“Outstanding innovation” for the City of Tucson, Smart City OnGo deployment, addressing the Digital Divide
We are delighted to announce that we are a 2021 SCF Award Winner! Along with our partners Geoverse, we won the outstanding Innovation in Small Cell Business Case award for deployment in the City of Tucson.
Tucson CIO Collin Boyce realized about a year ago that his city was not ready for the online lifestyle that was coming with COVID. “32% of Tucsonians did not have high-speed internet connectivity,” Boyce said. “I approached the assistant city manager, and we had this conversation about doing wireless.”
Boyce wanted to invest in wireless because he knew the city couldn’t afford to connect everyone with fiber. But Wi-Fi also seemed too costly. Boyce figured he would need 7,000 access points for the 20-square-mile area he needed to cover. A friend encouraged him to look at LTE, and Boyce started researching providers online.

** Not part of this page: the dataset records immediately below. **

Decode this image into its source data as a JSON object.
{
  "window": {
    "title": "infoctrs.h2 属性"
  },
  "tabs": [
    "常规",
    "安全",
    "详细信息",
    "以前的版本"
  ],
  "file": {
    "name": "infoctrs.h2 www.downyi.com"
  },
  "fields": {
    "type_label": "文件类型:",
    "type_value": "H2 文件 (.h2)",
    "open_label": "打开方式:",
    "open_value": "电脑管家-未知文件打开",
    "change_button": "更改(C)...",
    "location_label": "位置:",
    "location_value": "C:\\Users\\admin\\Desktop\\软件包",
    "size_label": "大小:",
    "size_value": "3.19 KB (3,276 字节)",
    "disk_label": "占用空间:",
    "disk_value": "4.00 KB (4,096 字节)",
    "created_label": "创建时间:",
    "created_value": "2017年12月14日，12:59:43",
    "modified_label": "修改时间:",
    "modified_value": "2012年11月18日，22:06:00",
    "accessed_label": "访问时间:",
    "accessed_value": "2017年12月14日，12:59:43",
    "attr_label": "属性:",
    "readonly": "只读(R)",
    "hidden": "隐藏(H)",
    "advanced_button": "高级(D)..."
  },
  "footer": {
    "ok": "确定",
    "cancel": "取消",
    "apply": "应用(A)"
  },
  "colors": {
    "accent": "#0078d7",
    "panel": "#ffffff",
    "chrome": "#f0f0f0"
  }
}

The CBRS network, which uses General Authorized Access spectrum, consists of 40 JMA radio nodes connected to off-the-shelf servers that run JMA’s XRAN baseband software. A typical node has one JMA 5-watt CellHub radio, connected by jumpers to one or more antennas. Fiber connects the radios to the server locations. Fiber also connects the baseband servers to the Druid Raemis core network, supplied by Geoverse. The core connects to Google’s Spectrum Access System, which negotiates the availability of the shared CBRS spectrum. The municipal network will enable remote learning and multiple smart city applications in the first phase and new use cases and applications in follow-on phases.
Chair of Judges, Caroline Gabriel, said “Neutral host models are central to the ability to deploy small cells at scale, in an economically viable way. The judges thought this was an outstanding example of how that model can be applied in an innovative way to drive significant results for the deployer, the city and the poorest communities”.
At the heart of the network, the City has deployed the Geoverse GeoCore Druid Raemis Evolved Packet Core (EPC) as the critical control element to manage all the CBRS radio network infrastructure from JMA Wireless, the Spectrum Access Service (SAS) from Google, and the many user devices. All these mobile devices and end points will be populated with a Geoverse SIM card so that they can securely connect to the Druid Raemis private network and utilize its capabilities such as roaming if they travel off-net. The city’s Raemis private network is one of the largest municipal cellular deployments rolled out so far in the US.
Radios are mounted on towers that the city was already using for public safety applications, as well as on city-owned rooftops. In addition, 13 poles were installed specifically for the CBRS radios. Tilson is handling site construction and deployment, and the entire network rollout is overseen by integrator Insight Enterprises.
Tucson uses software to determine which residents are eligible to receive gateways and CBRS SIM cards to enable them to access the network. City residents can log in to a website to see if they qualify. Insight provides support to qualified users who have problems connecting, bringing in Tilson and Geoverse to help as needed.
According to Boyce, the network is delivering 50 Mbps downstream at his house, which isn’t even in the prescribed coverage area, and people who live closer to the towers are getting faster speeds. Boyce added that network policies block Netflix, Hulu, and content that is not considered appropriate for minors.
In addition, the GeoCore Druid Raemis core allows for network slicing across the cellular network, resulting in multiple virtual networks that can each be dedicated to specific functions to help better manage a number of city infrastructure domains. This includes connecting the city’s network of traffic lights, monitoring and managing its critical water systems, serving city parks and recreational spaces with public Wi-Fi, and connecting the city’s community of highly critical first responders. It will even be the platform to offer its city staff low cost, high performance internet service.
“The resulting CBRS infrastructure footprint and related deployment resources required were significantly much more manageable and therefore more cost-effective, which was significant understanding the tight schedule and limited resources we were managing against.” commented Collin Boyce the CIO from the City of Tucson.